We did it while I was getting my hair done.
I’m a recovering ‘over-doer.’ So I get it. I know it can be hard to say “No” to ‘opportunity,’ say “No,” when you could say “Yes.”
Not leaving space in our lives can lead to burnout and resentment. If there is no space, there is no room for any new, wonderful opportunities that may come along.
Here are my Top Tips for Saying “No” with Confidence:
- Get clear on what you do want.
When we begin working together, many of my clients don’t know what they want.
I have been guilty of this, too. It was through working with my coaches (Andrea Ferguson and Bri Morrison to name two) that I learned to adopt this practice. You can figure out what you want by grabbing your journal and using these prompts:
For the short term, ask,
“How do I want to feel today?”
“How do I want to make others feel today?”
“Who do I want to be today?”
For the long-term, ask “What do I want?”
For example, if you want to be fit and strong; How does the fit, strong version of you feel when she sees herself in the mirror? Maybe she feels confident, strong, and worthy. Feel that way now. What actions does the fit, strong version of you take? Maybe she drinks water, eats whole foods, and exercises daily. Take those actions now. What clothes does she wear? Get it?
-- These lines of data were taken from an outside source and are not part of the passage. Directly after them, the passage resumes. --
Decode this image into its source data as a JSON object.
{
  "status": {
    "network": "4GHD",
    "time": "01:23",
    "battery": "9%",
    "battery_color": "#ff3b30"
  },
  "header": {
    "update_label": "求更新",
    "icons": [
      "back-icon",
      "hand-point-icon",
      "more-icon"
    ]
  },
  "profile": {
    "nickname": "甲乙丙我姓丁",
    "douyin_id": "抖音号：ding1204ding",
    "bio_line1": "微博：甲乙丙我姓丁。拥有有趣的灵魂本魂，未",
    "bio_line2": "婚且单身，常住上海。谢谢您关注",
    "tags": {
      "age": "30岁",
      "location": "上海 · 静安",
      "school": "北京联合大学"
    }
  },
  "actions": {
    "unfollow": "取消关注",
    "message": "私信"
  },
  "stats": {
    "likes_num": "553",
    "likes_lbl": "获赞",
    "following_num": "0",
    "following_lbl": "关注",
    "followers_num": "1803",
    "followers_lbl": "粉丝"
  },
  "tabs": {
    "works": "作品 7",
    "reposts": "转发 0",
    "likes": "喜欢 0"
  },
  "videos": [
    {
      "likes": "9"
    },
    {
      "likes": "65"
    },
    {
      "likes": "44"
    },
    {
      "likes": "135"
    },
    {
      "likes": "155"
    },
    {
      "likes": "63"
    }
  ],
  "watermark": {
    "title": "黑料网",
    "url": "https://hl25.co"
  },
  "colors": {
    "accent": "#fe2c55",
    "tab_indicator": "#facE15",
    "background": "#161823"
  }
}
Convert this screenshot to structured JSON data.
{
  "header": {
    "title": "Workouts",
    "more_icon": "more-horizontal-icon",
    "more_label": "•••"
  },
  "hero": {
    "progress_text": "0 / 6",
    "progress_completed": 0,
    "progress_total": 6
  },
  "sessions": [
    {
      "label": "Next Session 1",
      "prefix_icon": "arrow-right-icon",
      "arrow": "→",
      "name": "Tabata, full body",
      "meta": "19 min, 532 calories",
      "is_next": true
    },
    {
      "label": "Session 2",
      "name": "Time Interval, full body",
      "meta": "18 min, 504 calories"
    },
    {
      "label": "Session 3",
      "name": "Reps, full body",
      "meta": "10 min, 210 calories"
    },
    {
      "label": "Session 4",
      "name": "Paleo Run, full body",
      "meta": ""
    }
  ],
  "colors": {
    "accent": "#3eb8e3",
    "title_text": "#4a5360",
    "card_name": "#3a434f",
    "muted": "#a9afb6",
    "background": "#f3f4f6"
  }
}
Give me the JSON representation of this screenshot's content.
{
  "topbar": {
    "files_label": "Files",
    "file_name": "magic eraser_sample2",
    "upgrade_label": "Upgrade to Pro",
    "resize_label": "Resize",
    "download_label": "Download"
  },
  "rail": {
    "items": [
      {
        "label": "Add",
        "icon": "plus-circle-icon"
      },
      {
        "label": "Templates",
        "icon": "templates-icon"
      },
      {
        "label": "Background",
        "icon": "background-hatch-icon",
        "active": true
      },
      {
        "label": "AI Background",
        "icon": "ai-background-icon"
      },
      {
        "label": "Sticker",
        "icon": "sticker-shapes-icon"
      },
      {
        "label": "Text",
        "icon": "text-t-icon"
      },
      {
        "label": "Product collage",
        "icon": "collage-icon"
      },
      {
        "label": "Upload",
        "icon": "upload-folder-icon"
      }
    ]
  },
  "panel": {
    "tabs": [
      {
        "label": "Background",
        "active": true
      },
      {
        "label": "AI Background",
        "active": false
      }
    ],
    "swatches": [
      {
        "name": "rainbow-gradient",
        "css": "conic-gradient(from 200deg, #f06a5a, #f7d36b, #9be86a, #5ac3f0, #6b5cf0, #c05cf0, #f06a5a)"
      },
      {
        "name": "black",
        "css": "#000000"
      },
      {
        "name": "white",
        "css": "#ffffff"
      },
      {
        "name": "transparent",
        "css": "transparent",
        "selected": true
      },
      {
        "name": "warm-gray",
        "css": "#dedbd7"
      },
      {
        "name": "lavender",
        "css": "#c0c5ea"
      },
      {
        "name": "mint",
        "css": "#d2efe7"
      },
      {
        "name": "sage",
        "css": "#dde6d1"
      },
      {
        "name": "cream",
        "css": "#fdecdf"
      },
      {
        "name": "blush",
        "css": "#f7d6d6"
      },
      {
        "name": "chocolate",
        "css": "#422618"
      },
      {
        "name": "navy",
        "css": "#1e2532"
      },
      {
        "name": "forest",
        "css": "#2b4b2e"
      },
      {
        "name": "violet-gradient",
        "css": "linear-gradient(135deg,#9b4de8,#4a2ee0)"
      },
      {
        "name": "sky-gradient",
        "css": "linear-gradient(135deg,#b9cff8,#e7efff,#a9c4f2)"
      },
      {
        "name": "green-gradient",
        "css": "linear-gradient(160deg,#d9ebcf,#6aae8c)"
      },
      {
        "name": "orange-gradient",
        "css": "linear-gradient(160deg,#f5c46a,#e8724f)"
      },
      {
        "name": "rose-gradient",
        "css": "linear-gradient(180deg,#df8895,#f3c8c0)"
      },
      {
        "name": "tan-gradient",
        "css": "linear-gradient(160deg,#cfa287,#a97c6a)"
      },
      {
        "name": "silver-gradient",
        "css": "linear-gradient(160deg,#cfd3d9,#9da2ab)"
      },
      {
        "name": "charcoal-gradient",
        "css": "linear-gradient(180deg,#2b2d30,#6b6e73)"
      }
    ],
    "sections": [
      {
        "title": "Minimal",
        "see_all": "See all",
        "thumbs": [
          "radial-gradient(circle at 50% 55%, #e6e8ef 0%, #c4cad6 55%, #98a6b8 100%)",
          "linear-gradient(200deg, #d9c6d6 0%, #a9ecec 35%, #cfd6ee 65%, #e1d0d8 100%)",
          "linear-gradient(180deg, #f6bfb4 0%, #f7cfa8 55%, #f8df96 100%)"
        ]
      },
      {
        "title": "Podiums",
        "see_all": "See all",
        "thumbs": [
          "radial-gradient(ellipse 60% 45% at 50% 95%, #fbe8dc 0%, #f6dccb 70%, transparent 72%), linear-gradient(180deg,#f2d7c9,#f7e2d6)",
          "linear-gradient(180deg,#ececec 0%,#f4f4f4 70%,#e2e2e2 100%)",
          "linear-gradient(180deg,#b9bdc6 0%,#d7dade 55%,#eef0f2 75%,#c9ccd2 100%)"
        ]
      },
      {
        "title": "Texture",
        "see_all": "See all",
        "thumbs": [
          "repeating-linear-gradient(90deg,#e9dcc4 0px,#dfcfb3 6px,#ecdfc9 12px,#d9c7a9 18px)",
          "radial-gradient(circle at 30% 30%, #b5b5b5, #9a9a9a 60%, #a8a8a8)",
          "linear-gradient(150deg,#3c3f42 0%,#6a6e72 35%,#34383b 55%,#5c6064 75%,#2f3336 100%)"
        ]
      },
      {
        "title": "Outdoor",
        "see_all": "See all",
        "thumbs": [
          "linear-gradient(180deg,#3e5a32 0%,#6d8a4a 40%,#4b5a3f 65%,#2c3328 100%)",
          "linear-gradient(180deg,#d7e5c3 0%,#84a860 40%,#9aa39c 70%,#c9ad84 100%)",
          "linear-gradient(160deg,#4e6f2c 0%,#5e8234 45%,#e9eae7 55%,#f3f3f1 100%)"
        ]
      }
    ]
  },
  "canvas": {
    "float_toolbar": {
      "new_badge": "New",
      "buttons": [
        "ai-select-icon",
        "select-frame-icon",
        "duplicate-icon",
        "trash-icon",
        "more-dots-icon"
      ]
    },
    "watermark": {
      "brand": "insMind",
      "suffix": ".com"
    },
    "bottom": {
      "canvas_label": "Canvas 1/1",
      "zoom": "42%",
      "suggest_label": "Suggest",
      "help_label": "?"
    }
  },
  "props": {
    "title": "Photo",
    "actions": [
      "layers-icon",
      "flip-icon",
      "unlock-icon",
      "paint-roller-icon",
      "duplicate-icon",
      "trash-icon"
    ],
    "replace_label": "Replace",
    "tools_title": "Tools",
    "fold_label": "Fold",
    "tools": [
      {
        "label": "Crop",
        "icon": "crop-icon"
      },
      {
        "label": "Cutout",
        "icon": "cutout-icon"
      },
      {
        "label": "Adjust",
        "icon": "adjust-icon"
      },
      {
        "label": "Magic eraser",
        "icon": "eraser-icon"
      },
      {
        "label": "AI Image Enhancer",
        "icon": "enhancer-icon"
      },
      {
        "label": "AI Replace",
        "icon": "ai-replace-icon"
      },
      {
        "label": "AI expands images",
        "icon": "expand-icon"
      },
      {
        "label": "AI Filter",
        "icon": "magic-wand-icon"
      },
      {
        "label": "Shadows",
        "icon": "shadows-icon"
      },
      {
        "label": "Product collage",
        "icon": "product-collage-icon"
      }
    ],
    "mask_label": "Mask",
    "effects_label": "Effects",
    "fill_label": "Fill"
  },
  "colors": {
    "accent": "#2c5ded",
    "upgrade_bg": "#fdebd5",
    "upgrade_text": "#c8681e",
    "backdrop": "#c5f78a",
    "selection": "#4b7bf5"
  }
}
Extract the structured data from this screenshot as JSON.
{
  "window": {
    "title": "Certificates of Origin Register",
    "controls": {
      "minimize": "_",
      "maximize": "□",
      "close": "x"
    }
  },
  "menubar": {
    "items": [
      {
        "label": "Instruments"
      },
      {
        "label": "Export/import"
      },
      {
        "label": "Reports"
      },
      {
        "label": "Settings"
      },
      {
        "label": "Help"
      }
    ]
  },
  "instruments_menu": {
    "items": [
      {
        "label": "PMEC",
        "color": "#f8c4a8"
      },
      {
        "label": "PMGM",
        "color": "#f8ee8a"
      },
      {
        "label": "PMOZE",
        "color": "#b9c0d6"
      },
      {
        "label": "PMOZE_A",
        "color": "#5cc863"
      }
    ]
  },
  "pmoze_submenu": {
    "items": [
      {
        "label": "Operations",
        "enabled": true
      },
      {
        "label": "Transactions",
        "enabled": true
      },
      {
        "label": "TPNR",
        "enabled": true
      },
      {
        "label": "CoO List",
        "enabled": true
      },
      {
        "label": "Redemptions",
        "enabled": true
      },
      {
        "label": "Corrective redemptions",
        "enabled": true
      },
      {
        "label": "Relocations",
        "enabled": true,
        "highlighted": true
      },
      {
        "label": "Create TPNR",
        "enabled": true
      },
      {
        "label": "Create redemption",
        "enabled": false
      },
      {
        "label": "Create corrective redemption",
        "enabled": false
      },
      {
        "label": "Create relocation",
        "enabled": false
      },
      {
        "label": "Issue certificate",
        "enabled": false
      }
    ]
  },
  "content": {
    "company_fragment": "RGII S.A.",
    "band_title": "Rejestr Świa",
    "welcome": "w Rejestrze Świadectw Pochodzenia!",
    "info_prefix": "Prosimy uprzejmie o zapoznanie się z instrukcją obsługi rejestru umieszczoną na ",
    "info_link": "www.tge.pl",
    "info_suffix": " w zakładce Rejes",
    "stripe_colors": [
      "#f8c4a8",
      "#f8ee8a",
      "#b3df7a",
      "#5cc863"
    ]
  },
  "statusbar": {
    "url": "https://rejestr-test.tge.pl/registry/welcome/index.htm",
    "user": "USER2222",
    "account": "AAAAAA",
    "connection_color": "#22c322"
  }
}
2. “Choose discomfort over resentment.” – Dr. Brene Brown
Sometimes it’s easier to say yes because it avoids a tougher conversation (“I can’t do this job anymore.” “I don’t have time to volunteer.” “I don’t like to look after your children.” “I have to put myself first in this scenario.” “Teaching that class will put me on a trajectory towards burnout.”).
Practice choosing the discomfort and maybe having the tough conversation, instead of saying “Yes” and resenting the other party (often someone we love) for an undetermined amount of time. When we say “Yes” to something we know (or find out) we should have said “No” to, we end up resenting that person, that situation, or ourselves. When we do this repeatedly, it engrains a subliminal message that we are not as valuable as other people and events.
3. Insert space before you reply. When you are asked to commit to something, it’s OK to say, “I’ll let you know tomorrow,” or “Let me get back to you on Saturday.” This space gives you time to think about what you want before you automatically agree. And then…
4. If it’s not a “Hell yes!” it’s a “No.” This is a great guiding principle and practice to begin listening to your intuition. This applies to big things (buying cars and houses, choosing spouses, starting businesses), medium things (agreeing to watch other people’s children, investing in programs, choosing your child’s daycare), and little things (attending a class, eating a second piece of chocolate cake, taking it to go).
This doesn’t mean you just begin saying “Yes” to things that serve only you. When you begin to listen to your gut, your intuition, you start to know what you do and don’t want to do. Will adding another commitment to your schedule create (real, not perceived) opportunity and valuable networking or will it burn time that could be spent working on the parts of your career that light you up? Will volunteering to pack lunches fill you up or take you away from time you really want to be spending with your family?
Consider the question in front of you. Is it a “Hell yes!” If not, move on, and then…
5. Let FOMO go.
FOMO (Fear of Missing Out) is just that; a fear. The f-word is not a good place from which to make decisions. We want to make commitments and decisions from a place of abundance and joy, not fear.